Please report how many lines in the records below contain the word "screenshot", and give nothing else.

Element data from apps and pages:
=== Section Start ===
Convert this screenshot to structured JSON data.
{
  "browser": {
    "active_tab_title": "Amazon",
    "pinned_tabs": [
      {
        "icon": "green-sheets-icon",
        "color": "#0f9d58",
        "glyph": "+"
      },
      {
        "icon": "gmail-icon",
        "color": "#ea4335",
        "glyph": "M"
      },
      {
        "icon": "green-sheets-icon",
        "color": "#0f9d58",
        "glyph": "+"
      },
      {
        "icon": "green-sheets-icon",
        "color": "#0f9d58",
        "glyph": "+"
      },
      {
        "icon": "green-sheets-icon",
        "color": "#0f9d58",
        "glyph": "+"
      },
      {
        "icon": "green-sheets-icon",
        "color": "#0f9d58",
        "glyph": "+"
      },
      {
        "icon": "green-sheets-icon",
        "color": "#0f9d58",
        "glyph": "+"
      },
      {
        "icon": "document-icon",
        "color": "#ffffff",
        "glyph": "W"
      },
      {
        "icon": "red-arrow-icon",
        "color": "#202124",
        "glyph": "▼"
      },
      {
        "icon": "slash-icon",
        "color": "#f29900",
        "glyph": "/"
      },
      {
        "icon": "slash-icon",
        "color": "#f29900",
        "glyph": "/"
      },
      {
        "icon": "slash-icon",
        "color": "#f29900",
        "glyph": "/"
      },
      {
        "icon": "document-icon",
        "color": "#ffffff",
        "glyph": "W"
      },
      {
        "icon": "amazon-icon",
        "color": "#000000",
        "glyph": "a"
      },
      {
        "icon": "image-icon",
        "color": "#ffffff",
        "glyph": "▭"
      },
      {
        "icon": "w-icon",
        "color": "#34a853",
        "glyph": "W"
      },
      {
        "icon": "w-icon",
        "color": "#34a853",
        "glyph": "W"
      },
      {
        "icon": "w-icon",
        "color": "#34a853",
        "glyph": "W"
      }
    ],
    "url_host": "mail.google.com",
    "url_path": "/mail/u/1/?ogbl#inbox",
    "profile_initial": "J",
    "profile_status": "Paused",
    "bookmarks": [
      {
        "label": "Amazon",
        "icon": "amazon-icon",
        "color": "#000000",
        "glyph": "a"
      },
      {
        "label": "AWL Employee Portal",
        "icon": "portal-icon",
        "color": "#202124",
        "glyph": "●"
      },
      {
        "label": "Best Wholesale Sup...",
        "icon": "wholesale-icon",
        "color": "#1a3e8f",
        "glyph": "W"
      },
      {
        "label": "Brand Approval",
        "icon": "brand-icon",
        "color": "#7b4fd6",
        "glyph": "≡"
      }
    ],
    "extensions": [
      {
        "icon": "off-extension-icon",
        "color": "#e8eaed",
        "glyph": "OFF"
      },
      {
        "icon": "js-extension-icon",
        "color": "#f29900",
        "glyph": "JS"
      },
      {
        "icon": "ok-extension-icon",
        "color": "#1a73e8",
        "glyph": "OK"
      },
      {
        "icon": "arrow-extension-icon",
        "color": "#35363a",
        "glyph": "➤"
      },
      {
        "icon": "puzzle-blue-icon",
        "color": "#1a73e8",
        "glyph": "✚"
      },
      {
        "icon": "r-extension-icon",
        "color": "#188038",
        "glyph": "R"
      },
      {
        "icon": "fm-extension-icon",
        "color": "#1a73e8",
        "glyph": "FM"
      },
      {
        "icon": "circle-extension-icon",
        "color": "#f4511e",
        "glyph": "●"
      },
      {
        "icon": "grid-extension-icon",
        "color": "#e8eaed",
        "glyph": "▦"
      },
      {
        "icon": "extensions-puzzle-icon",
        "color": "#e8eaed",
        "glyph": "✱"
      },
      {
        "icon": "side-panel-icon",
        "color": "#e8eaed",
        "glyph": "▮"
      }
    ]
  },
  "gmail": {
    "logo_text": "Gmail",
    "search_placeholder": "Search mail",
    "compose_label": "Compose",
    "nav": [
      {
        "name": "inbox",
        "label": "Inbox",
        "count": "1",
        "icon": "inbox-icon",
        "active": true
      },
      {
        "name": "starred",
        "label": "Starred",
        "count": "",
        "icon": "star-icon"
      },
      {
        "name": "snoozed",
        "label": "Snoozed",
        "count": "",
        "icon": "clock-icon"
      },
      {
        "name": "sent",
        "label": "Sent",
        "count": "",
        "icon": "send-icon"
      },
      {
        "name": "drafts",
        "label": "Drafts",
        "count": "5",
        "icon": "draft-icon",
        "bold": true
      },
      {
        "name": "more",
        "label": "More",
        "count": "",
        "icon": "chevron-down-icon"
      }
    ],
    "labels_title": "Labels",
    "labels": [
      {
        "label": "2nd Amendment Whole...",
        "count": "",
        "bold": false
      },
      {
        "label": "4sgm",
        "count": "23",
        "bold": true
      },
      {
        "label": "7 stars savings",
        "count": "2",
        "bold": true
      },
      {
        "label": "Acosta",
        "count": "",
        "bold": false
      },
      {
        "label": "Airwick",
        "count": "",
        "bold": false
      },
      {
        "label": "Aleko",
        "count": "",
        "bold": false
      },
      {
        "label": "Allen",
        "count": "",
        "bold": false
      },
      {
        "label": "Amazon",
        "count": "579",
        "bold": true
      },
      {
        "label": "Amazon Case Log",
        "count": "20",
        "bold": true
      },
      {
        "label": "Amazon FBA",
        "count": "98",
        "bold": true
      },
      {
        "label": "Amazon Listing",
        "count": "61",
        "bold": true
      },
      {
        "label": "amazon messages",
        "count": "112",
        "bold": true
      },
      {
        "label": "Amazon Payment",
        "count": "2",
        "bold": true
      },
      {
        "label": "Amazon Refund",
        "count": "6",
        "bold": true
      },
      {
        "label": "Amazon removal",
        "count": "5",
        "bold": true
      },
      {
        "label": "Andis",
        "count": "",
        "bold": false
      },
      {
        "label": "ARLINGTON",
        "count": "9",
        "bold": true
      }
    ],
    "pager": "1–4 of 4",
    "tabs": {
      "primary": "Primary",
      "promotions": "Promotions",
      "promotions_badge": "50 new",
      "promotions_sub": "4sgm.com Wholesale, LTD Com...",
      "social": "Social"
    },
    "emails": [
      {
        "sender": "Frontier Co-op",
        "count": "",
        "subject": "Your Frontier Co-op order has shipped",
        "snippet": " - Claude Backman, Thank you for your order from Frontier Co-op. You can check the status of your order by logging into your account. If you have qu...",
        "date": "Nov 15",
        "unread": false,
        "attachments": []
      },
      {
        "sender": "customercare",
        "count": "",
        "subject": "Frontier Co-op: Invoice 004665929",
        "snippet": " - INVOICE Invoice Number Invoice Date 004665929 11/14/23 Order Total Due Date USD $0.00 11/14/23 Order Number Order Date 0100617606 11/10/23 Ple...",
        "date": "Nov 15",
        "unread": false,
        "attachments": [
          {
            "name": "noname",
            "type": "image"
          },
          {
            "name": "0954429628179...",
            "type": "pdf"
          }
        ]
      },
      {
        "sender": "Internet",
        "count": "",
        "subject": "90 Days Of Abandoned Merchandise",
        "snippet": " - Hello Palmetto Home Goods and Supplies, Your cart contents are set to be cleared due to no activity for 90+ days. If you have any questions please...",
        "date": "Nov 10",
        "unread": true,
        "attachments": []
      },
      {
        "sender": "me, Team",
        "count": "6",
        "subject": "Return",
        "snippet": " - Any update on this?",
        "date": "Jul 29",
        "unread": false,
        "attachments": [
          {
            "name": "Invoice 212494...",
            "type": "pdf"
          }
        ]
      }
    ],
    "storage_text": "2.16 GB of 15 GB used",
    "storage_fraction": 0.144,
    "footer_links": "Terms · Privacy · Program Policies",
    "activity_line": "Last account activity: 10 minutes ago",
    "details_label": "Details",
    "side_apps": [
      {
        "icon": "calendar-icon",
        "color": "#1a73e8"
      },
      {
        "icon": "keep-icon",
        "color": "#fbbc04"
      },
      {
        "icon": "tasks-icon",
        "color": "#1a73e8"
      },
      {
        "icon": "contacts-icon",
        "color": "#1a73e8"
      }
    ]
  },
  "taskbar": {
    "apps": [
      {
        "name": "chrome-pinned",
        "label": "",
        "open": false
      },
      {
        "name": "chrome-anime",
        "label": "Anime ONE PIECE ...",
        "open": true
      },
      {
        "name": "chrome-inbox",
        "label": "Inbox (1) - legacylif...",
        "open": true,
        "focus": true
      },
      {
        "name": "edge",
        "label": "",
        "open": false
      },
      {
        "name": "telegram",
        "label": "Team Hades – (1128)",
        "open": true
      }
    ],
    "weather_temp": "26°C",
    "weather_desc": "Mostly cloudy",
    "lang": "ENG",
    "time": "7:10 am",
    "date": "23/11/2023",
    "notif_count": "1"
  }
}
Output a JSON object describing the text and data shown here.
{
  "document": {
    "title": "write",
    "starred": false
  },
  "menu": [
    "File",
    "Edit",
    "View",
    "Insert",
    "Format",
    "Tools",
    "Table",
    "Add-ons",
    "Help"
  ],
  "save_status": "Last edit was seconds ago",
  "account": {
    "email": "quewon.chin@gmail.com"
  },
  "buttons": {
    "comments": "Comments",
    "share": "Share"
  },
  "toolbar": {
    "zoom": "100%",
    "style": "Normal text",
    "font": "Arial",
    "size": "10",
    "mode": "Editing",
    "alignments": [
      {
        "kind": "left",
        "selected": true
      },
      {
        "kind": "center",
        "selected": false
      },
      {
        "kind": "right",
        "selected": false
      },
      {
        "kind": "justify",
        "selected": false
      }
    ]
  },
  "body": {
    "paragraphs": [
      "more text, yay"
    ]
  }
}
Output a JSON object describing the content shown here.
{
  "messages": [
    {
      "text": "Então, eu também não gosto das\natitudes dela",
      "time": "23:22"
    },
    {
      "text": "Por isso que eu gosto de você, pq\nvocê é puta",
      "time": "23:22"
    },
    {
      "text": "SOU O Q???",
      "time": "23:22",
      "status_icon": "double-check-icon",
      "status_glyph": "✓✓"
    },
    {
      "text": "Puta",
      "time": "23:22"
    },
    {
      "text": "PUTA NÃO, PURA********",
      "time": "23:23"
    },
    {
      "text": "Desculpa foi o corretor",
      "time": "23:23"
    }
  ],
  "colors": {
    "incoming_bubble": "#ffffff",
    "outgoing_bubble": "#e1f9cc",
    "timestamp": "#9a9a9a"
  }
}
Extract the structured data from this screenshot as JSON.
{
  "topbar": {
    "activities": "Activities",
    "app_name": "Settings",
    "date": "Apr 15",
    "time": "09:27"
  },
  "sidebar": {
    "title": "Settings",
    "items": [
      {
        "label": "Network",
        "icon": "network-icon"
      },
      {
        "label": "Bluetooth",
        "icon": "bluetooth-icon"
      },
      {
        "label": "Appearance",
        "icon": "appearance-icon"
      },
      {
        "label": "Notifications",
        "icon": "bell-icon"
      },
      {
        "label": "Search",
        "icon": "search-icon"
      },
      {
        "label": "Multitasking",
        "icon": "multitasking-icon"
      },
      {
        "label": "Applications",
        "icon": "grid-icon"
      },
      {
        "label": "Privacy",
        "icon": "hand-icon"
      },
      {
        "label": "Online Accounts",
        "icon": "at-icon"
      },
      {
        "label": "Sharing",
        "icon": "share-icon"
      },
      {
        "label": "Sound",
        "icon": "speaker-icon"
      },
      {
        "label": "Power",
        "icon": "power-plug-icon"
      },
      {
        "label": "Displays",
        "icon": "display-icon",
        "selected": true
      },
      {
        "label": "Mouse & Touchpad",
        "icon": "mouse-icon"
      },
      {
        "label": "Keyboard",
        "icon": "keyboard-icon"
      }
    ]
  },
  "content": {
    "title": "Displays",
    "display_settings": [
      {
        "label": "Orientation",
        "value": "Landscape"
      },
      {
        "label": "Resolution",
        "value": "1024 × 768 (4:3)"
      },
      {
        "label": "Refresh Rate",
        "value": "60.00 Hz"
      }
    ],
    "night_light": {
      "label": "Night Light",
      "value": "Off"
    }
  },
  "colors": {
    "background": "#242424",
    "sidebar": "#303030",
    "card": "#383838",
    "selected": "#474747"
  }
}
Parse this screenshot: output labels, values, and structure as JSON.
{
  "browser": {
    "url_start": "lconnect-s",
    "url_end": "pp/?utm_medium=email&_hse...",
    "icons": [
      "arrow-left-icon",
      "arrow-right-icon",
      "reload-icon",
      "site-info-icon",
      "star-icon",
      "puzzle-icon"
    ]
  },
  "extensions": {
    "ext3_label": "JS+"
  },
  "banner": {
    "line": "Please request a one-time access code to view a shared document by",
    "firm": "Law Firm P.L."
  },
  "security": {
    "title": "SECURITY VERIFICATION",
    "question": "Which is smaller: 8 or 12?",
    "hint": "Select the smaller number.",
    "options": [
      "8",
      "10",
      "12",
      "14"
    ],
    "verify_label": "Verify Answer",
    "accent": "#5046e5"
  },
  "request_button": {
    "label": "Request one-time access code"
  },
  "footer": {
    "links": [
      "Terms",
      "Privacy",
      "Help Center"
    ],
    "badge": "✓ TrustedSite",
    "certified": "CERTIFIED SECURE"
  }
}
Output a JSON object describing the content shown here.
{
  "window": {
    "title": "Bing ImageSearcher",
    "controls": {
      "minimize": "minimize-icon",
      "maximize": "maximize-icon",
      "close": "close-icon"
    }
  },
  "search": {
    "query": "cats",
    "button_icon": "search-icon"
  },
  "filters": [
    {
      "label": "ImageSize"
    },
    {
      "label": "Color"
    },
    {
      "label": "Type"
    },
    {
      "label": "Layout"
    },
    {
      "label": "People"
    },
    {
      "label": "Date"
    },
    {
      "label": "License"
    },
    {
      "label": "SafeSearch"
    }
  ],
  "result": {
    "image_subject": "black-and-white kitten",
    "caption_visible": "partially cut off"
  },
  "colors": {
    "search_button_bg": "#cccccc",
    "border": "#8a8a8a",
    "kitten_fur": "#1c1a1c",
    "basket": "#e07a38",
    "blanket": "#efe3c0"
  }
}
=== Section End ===
ANSWER BOX:
3